Manual Crop module can be a real lifesaver in situations like this. It allows you to choose different croppings for the same image and display a crop as an image style using Views, Display Suite, or theme('image_style')
Seriously, this is actually a problem.
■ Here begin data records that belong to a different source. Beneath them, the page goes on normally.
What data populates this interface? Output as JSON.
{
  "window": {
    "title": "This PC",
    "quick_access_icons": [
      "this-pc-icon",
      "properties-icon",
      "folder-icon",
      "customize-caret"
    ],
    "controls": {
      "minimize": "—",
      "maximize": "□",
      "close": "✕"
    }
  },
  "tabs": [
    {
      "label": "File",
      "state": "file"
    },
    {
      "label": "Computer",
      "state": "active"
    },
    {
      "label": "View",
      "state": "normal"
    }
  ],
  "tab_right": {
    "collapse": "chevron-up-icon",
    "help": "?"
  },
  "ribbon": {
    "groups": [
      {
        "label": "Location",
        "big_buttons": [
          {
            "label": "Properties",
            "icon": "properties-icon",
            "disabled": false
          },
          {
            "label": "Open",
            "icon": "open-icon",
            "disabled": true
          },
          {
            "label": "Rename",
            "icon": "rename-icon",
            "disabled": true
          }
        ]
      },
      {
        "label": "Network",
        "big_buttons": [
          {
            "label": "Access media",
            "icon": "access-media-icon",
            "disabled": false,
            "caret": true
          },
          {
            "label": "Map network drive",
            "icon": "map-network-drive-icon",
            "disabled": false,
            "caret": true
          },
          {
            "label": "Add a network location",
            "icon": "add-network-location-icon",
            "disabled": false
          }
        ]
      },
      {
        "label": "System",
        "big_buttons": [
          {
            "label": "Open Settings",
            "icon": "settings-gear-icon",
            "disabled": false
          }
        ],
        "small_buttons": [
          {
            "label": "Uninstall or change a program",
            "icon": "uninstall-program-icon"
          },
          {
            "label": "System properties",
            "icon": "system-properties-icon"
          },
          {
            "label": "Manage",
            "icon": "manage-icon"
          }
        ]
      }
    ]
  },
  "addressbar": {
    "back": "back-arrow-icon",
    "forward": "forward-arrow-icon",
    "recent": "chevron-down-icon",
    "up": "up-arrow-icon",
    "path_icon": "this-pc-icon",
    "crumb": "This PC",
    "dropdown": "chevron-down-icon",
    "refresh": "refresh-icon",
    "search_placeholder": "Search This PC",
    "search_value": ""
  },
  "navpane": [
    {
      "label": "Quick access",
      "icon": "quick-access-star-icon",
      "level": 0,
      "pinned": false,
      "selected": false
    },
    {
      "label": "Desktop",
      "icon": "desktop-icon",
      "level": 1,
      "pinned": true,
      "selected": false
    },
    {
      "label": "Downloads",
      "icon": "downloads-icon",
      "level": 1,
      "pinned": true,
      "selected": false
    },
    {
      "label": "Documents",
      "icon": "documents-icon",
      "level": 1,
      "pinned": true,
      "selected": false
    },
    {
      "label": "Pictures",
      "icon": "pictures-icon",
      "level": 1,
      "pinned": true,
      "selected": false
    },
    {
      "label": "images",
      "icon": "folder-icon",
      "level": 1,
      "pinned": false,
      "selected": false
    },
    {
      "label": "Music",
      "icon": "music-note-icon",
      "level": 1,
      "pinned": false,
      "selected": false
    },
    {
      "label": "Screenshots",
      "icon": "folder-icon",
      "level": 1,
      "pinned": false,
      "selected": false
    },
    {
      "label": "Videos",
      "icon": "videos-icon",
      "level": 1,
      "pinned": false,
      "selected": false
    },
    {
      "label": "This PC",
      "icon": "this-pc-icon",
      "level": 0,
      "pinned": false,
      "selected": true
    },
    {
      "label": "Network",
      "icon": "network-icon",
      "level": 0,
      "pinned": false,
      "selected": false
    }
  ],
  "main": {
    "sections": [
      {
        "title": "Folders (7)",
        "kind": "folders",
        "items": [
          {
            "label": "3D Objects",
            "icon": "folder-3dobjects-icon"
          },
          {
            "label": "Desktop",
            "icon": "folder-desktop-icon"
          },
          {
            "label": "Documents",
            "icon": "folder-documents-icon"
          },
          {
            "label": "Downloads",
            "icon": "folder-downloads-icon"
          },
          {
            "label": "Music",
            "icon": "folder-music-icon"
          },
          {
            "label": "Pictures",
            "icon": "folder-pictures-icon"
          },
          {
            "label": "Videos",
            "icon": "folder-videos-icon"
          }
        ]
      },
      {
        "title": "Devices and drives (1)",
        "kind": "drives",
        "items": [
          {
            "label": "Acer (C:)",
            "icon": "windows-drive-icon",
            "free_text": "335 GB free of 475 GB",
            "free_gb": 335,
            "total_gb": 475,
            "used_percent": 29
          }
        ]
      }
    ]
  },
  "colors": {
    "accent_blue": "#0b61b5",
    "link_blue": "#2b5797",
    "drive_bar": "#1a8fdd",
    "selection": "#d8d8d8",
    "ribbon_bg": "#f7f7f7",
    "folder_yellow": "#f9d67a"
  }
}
Mainly when the amount of menu items "must be controlled by the client" :(
Drupal 8's awesome new admin toolbar navigation follows this pattern and uses icons to squeeze down until the mobile menu is triggered.
Using the same image for a thumbnail and a hero image always seems like such a good idea in the design...
But can go so wrong, especially for images with faces.
Same goes for full screen background images...
Please stop partially decapitating people
Especially when this image is user-uploaded in a per-article basis
This might look a bit familiar...
... because it is very problematic ...
... especially when the screen size is changing.
This is a typical menu on an eCommerce store
On desktop, it's pretty simple and logical.
But on mobile, we suddenly need bi-directional navigation with our mobile menu
IT GETS A LITTLE BIT COMPLICATED
Once we drill down to the second level menu, we can only choose a subset, not just choose to see the whole set anymore.
So we need to add a new menu item for this menu on mobile, but not on desktop.
Designers: use the right tools, prototype and be open to feedback from devs. Create style guides and design to a fluid grid.
Developers: ask lots of questions and properly analyse designs when they’re given to you. Keep an eye out for common problems that impact dynamic layouts. Offer solutions based on your tech stack. Use the right tools and choose a good base theme and get acquainted with responsive tools that Drupal offers (and other, non-Drupal-specific tools, too).
Developers and designers: Use this list and create your own list of red flags to watch out for, so you can identify them in designs and immediately mention that it might be problematic for fluid designs.